It is in these moments of self-evolution that our facts and absolutes are shown for what they are: beliefs that we stopped needing to reaffirm; statements that we have lived with for so long without question that we have forgotten they were built from arbitrary parts. The books of our knowledge — books lining the creases of our brain — are continually torn apart, glued together, thrown out, or penned anew. Characters added. Plots re-imagined. Knowledge is nothing more than the web of these stories; ideas woven and locked together. A tapestry of bias and belief.

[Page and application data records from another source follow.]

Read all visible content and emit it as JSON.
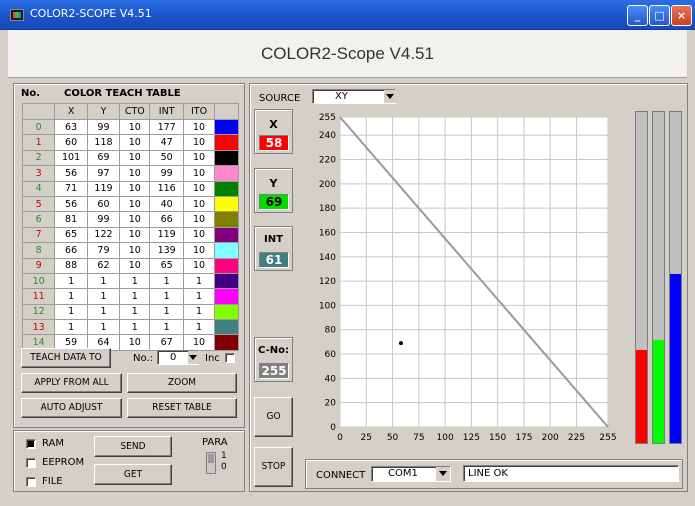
{
  "window": {
    "title": "COLOR2-SCOPE V4.51",
    "heading": "COLOR2-Scope V4.51"
  },
  "table": {
    "no_label": "No.",
    "title": "COLOR TEACH TABLE",
    "columns": [
      "X",
      "Y",
      "CTO",
      "INT",
      "ITO"
    ],
    "rows": [
      {
        "no": "0",
        "x": "63",
        "y": "99",
        "cto": "10",
        "int": "177",
        "ito": "10",
        "color": "#0000ff"
      },
      {
        "no": "1",
        "x": "60",
        "y": "118",
        "cto": "10",
        "int": "47",
        "ito": "10",
        "color": "#ff0000"
      },
      {
        "no": "2",
        "x": "101",
        "y": "69",
        "cto": "10",
        "int": "50",
        "ito": "10",
        "color": "#000000"
      },
      {
        "no": "3",
        "x": "56",
        "y": "97",
        "cto": "10",
        "int": "99",
        "ito": "10",
        "color": "#ff88cc"
      },
      {
        "no": "4",
        "x": "71",
        "y": "119",
        "cto": "10",
        "int": "116",
        "ito": "10",
        "color": "#008000"
      },
      {
        "no": "5",
        "x": "56",
        "y": "60",
        "cto": "10",
        "int": "40",
        "ito": "10",
        "color": "#ffff00"
      },
      {
        "no": "6",
        "x": "81",
        "y": "99",
        "cto": "10",
        "int": "66",
        "ito": "10",
        "color": "#808000"
      },
      {
        "no": "7",
        "x": "65",
        "y": "122",
        "cto": "10",
        "int": "119",
        "ito": "10",
        "color": "#800080"
      },
      {
        "no": "8",
        "x": "66",
        "y": "79",
        "cto": "10",
        "int": "139",
        "ito": "10",
        "color": "#80ffff"
      },
      {
        "no": "9",
        "x": "88",
        "y": "62",
        "cto": "10",
        "int": "65",
        "ito": "10",
        "color": "#ff0080"
      },
      {
        "no": "10",
        "x": "1",
        "y": "1",
        "cto": "1",
        "int": "1",
        "ito": "1",
        "color": "#400080"
      },
      {
        "no": "11",
        "x": "1",
        "y": "1",
        "cto": "1",
        "int": "1",
        "ito": "1",
        "color": "#ff00ff"
      },
      {
        "no": "12",
        "x": "1",
        "y": "1",
        "cto": "1",
        "int": "1",
        "ito": "1",
        "color": "#80ff00"
      },
      {
        "no": "13",
        "x": "1",
        "y": "1",
        "cto": "1",
        "int": "1",
        "ito": "1",
        "color": "#408080"
      },
      {
        "no": "14",
        "x": "59",
        "y": "64",
        "cto": "10",
        "int": "67",
        "ito": "10",
        "color": "#800000"
      }
    ]
  },
  "buttons": {
    "teach": "TEACH DATA TO",
    "no_label": "No.:",
    "no_value": "0",
    "inc_label": "Inc",
    "apply": "APPLY FROM ALL",
    "zoom": "ZOOM",
    "auto_adjust": "AUTO ADJUST",
    "reset": "RESET TABLE",
    "send": "SEND",
    "get": "GET",
    "go": "GO",
    "stop": "STOP"
  },
  "memory": {
    "ram": "RAM",
    "eeprom": "EEPROM",
    "file": "FILE",
    "para": "PARA",
    "para_1": "1",
    "para_0": "0",
    "ram_checked": true
  },
  "source": {
    "label": "SOURCE",
    "value": "XY"
  },
  "readouts": {
    "x_label": "X",
    "x_value": "58",
    "x_color": "#ff0000",
    "y_label": "Y",
    "y_value": "69",
    "y_color": "#00dd00",
    "int_label": "INT",
    "int_value": "61",
    "int_color": "#408080",
    "cno_label": "C-No:",
    "cno_value": "255",
    "cno_color": "#808080"
  },
  "chart_data": {
    "type": "scatter",
    "xlim": [
      0,
      255
    ],
    "ylim": [
      0,
      255
    ],
    "xticks": [
      "0",
      "25",
      "50",
      "75",
      "100",
      "125",
      "150",
      "175",
      "200",
      "225",
      "255"
    ],
    "yticks": [
      "0",
      "20",
      "40",
      "60",
      "80",
      "100",
      "120",
      "140",
      "160",
      "180",
      "200",
      "220",
      "240",
      "255"
    ],
    "grid": true,
    "line": {
      "x": [
        0,
        255
      ],
      "y": [
        255,
        0
      ]
    },
    "points": [
      {
        "x": 58,
        "y": 69
      }
    ]
  },
  "bars": [
    {
      "color": "#ff0000",
      "level": 0.28
    },
    {
      "color": "#00ff00",
      "level": 0.31
    },
    {
      "color": "#0000ff",
      "level": 0.51
    }
  ],
  "connect": {
    "label": "CONNECT",
    "port": "COM1",
    "status": "LINE OK"
  }
}
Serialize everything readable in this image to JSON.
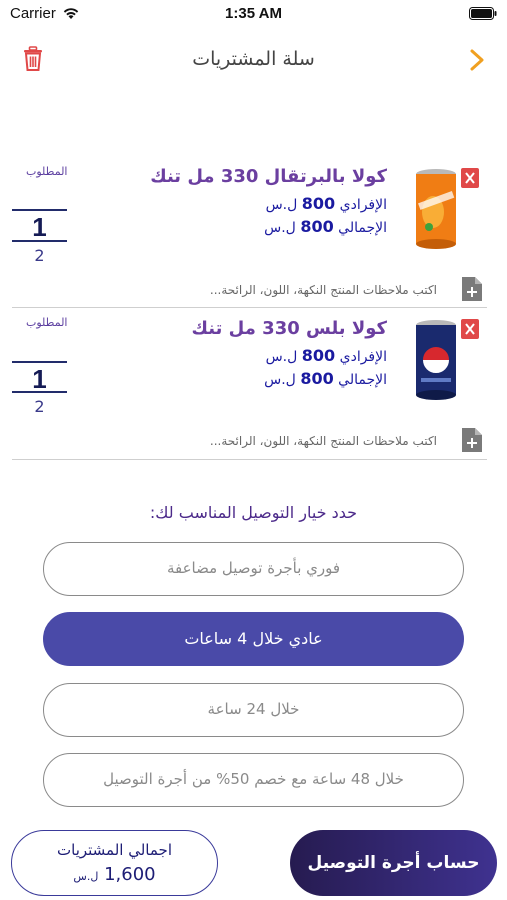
{
  "status_bar": {
    "carrier": "Carrier",
    "time": "1:35 AM"
  },
  "header": {
    "title": "سلة المشتريات"
  },
  "cart_items": [
    {
      "name": "كولا بالبرتقال 330 مل تنك",
      "unit_price_label": "الإفرادي",
      "unit_price": "800",
      "total_price_label": "الإجمالي",
      "total_price": "800",
      "currency": "ل.س",
      "qty_label": "المطلوب",
      "qty": "1",
      "qty_next": "2",
      "notes_placeholder": "اكتب ملاحظات المنتج النكهة، اللون، الرائحة..."
    },
    {
      "name": "كولا بلس 330 مل تنك",
      "unit_price_label": "الإفرادي",
      "unit_price": "800",
      "total_price_label": "الإجمالي",
      "total_price": "800",
      "currency": "ل.س",
      "qty_label": "المطلوب",
      "qty": "1",
      "qty_next": "2",
      "notes_placeholder": "اكتب ملاحظات المنتج النكهة، اللون، الرائحة..."
    }
  ],
  "delivery": {
    "heading": "حدد خيار التوصيل المناسب لك:",
    "options": [
      {
        "label": "فوري بأجرة توصيل مضاعفة",
        "selected": false
      },
      {
        "label": "عادي خلال 4 ساعات",
        "selected": true
      },
      {
        "label": "خلال 24 ساعة",
        "selected": false
      },
      {
        "label": "خلال 48 ساعة مع خصم 50% من أجرة التوصيل",
        "selected": false
      }
    ]
  },
  "footer": {
    "total_label": "اجمالي المشتريات",
    "total_value": "1,600",
    "currency": "ل.س",
    "calc_button": "حساب أجرة التوصيل"
  },
  "colors": {
    "accent": "#4a4aa8",
    "product_name": "#6b3fa0",
    "trash": "#e04848",
    "back_chevron": "#f0a020"
  },
  "icons": {
    "top_left": "trash-icon",
    "top_right": "chevron-right-icon",
    "item_delete": "trash-icon",
    "note_add": "add-document-icon"
  }
}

I see my practice as having two purposes: as a way to explore structures of knowledge and also as a way to bring people in touch with their own created belief, allowing them to more deeply connect to their perceived path. We can not come to understand our purpose in life without a profound understanding of the fluidity inherent in the way we perceive ourselves and the space we fill; the way we create meaning from certain internal rules. We must strive to experience moments where we can hold the image of ourselves in the mirror of the beliefs that underlie our truths.
These moments are opportunities to celebrate the ability for our truth to make us feel complete, while also knowing that this same truth will eventually lead us to become aware of our incompleteness as well. And if we are brought to realize these moments in the right way, we will not struggle and try to validate what we already know, but we will move to become who we are meant to be in that moment. An acceptance of this cycle is a love of Self.
What I hope for is that others will see what I make as I do: mathematically influenced objects that examine the feedback loop we have with the emotional relationships to ourselves and our environment.
Articles and Reviews
Von Rosentiel’ website – Visit.